Your Feet and Meat


From Wikipedia:

Gout is a medical condition that usually presents with recurrent attacks of acute inflammatory arthritis (red, tender, hot, swollen joint). It is caused by elevated levels of uric acid in the blood. The uric acid crystallizes and deposits in joints, tendons, and surrounding tissues.

I have heard that the pain experienced during an episode of gout is akin to having someone walk on your eyeballs. Sounds like some pretty serious stuff if you ask me.

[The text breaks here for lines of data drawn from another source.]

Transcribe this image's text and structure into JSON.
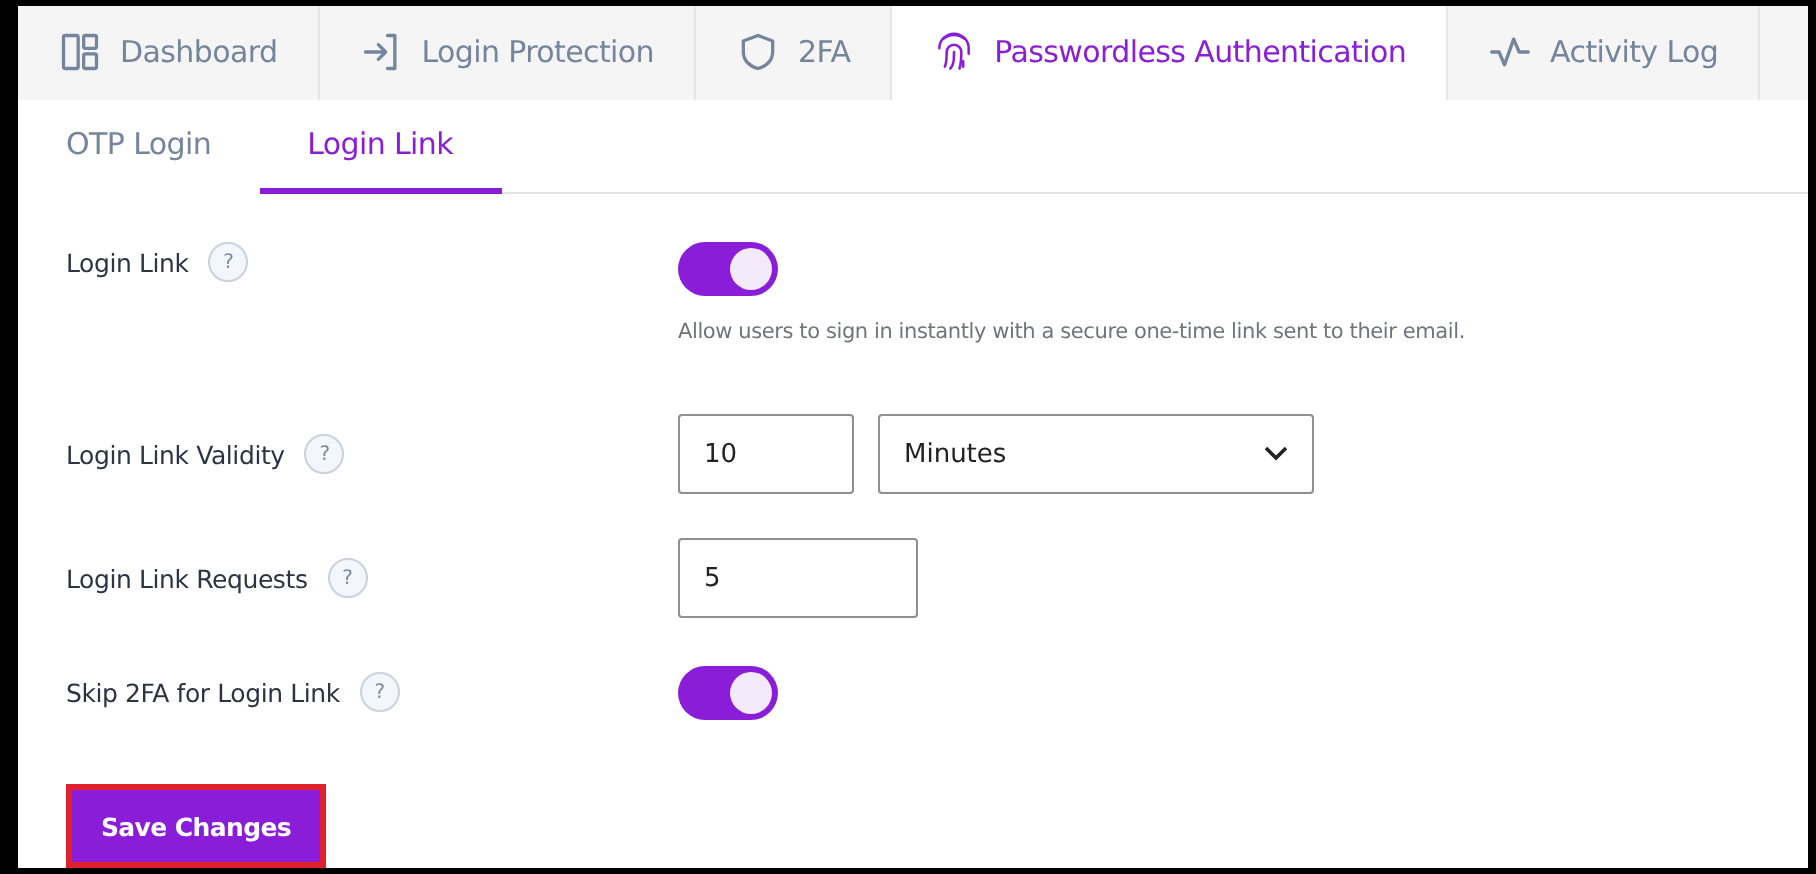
{
  "tabs": [
    {
      "label": "Dashboard",
      "selected": false
    },
    {
      "label": "Login Protection",
      "selected": false
    },
    {
      "label": "2FA",
      "selected": false
    },
    {
      "label": "Passwordless Authentication",
      "selected": true
    },
    {
      "label": "Activity Log",
      "selected": false
    }
  ],
  "subtabs": [
    {
      "label": "OTP Login",
      "selected": false
    },
    {
      "label": "Login Link",
      "selected": true
    }
  ],
  "settings": [
    {
      "kind": "toggle",
      "label": "Login Link",
      "help": "?",
      "on": true,
      "description": "Allow users to sign in instantly with a secure one-time link sent to their email."
    },
    {
      "kind": "number_select",
      "label": "Login Link Validity",
      "help": "?",
      "value": "10",
      "unit": "Minutes"
    },
    {
      "kind": "number",
      "label": "Login Link Requests",
      "help": "?",
      "value": "5"
    },
    {
      "kind": "toggle",
      "label": "Skip 2FA for Login Link",
      "help": "?",
      "on": true
    }
  ],
  "save_button": "Save Changes"
}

We have all probably heard that gout is brought on by consuming too much red meat and alcohol. This misconception has been around for well over 100 years and just won’t go away. This past Christmas, while enjoying a delicious feast of prime rib roast and wine with our extended family, someone chimed in, half joking, that we were all going to get gout. Where did this faulty science originate?

The faulty logic comes from the following: There is a protein compound known as purines that is found in every cell of your body as well as virtually every food; meat having the highest concentration. When these purines are broken down by your cells, uric acid is produced. If we go back to the definition of gout, we will see that gout is caused by elevated levels of uric acid in the blood. At first glance this seems to be solid science, but the problem is that the production of uric acid doesn’t necessarily result in an elevated level in your blood.

If you’re a little confused, think about this in terms of cholesterol. If you eat a lot of dietary cholesterol, that will not, in and of itself, have a direct effect on the level of cholesterol in your blood. This is because your body auto-regulates itself and slows down its own production of cholesterol if you are eating plenty of it. Back to uric acid, a high purine diet will have a negligible effect on uric acid levels in the blood because the kidneys increase their excretion of uric acid.

So what causes uric acid levels to increase? I know this will shock you, but like the other diseases of civilization, insulin resistance, hyperinsulinemia, and fructose are to blame. When one is insulin resistant, uric acid excretion by the kidney is decreased. Therefore, anything that raises insulin levels would in turn raise uric acid levels and cause gout.

Whereas glucose indirectly increases uric acid levels by decreasing uric acid excretion, fructose has a more profound, double whammy effect by not only increasing uric acid production, but by also reducing the excretion of uric acidy by the kidney.

Why then has the sugar/fructose hypothesis been ignored by the masses? It all comes down to money. In the 1960s, shortly after the formation of this hypothesis, allopurinol, a drug for curing gout, was discovered and funding for nutritional research was cut-off. Why spend time and money researching something that they could now cure?

Even more frustrating is a 2004 article in the New England Journal of Medicine by Walter Willett, Gary Curhan, and their Harvard colleagues reporting that men with gout seemed to eat more meat than healthy men. In it, Gary Curhan admits that he might have once known that fructose raised uric acid levels, but that it had slipped his mind. He also acknowledged that he never knew that sucrose was half fructose! Remember, this guy is regarded as the ultimate authority on gout. The establishment can truly be a scary thing.

To sum this all up, if someone you love is suffering from gout, have them avoid sugar, especially fructose, while still enjoying the oh so delicious rib eye steak.